Hunt through the entries for the word "color" and copy each line in which it appears.

▸ **DATA PROVIDED**

——————

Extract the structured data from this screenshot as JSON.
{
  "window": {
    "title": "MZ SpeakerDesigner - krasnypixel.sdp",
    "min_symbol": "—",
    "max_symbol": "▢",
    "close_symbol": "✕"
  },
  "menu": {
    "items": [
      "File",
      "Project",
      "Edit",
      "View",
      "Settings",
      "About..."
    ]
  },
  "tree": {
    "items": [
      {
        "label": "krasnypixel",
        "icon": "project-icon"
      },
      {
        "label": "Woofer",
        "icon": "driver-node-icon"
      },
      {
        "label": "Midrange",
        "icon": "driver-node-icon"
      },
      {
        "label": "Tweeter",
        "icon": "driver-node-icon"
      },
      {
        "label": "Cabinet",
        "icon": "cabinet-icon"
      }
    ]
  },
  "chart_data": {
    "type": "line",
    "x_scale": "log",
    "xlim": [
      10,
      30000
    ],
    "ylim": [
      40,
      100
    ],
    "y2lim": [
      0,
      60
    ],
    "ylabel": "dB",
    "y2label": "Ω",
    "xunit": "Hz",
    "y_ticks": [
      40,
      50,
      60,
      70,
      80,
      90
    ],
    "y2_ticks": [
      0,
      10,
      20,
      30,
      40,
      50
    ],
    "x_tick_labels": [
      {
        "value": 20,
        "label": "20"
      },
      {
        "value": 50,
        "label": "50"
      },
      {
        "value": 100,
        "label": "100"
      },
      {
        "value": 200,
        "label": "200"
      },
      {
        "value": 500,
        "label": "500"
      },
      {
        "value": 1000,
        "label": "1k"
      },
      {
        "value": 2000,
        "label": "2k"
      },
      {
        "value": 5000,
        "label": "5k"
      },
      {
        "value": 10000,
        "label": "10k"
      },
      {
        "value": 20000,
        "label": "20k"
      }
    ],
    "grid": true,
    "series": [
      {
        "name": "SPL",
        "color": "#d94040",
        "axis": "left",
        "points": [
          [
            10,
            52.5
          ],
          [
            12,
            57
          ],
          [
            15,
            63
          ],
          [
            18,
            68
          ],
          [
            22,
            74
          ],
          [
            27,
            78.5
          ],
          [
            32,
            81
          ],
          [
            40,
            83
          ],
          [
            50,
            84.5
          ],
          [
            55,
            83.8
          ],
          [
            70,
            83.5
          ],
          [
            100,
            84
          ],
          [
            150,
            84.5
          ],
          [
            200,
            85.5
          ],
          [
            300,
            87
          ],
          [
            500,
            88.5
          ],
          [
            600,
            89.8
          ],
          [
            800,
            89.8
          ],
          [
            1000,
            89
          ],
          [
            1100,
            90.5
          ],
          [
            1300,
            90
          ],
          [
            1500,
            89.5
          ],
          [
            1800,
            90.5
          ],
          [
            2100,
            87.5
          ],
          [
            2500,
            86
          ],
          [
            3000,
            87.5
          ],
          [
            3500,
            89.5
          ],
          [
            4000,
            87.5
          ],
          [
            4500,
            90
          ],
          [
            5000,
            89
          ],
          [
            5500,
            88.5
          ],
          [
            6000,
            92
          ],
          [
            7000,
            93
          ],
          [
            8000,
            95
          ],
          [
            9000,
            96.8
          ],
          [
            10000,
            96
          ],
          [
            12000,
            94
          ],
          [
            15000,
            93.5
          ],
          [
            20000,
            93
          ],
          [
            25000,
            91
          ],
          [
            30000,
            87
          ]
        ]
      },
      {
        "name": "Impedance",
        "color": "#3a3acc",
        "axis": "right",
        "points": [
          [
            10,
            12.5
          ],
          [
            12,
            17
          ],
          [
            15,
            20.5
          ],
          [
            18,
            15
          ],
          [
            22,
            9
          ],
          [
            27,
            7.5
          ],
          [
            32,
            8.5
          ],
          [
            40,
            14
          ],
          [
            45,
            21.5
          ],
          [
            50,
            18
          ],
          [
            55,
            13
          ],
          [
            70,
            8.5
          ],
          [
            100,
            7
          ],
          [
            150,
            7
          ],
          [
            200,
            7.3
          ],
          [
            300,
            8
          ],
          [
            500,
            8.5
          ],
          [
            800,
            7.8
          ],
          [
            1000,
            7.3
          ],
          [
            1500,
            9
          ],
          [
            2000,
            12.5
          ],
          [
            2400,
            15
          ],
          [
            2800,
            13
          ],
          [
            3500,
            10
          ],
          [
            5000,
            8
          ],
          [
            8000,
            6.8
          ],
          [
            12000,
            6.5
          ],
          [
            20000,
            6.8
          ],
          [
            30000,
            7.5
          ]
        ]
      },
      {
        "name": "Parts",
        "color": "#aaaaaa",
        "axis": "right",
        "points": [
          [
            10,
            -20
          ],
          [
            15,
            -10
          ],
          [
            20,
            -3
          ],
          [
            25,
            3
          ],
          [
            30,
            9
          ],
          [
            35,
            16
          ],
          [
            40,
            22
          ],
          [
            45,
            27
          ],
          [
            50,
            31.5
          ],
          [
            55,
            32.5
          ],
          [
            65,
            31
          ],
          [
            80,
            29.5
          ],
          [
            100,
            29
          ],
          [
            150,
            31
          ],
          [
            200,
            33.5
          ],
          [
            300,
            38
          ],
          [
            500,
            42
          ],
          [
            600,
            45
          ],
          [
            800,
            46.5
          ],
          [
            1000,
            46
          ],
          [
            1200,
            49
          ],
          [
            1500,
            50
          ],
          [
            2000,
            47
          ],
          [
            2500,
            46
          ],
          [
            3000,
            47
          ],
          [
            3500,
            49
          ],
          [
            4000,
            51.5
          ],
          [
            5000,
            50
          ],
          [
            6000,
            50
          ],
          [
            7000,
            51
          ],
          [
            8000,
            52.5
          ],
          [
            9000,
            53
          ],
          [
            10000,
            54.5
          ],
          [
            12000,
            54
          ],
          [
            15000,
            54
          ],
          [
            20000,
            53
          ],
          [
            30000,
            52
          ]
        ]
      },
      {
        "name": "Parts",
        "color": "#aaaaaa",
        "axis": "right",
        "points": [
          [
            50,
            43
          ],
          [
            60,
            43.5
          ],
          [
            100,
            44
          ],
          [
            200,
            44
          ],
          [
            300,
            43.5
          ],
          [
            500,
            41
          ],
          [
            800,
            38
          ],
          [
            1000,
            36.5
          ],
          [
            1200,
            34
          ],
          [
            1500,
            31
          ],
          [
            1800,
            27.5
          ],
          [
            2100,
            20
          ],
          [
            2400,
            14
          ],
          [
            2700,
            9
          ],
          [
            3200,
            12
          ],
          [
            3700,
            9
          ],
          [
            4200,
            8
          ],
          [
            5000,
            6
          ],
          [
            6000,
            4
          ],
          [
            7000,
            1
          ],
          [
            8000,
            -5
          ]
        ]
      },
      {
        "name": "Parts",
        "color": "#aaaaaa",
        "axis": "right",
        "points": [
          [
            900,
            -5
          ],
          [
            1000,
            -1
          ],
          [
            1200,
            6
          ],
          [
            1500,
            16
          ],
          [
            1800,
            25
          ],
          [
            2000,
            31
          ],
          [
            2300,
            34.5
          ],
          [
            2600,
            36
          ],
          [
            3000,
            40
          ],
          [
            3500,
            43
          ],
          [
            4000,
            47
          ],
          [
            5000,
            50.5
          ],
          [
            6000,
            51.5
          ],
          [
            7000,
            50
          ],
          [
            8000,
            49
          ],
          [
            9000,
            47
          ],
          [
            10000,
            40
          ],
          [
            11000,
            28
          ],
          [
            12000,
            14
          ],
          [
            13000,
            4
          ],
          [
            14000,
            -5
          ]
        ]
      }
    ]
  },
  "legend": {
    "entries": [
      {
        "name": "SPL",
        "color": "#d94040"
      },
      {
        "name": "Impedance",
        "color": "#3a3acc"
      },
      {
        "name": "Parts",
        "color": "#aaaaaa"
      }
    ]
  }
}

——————

▸ **ANSWER TO THIS TASK**
        "color": "#d94040",
        "color": "#3a3acc",
        "color": "#aaaaaa",
        "color": "#aaaaaa",
        "color": "#aaaaaa",
        "color": "#d94040"
        "color": "#3a3acc"
        "color": "#aaaaaa"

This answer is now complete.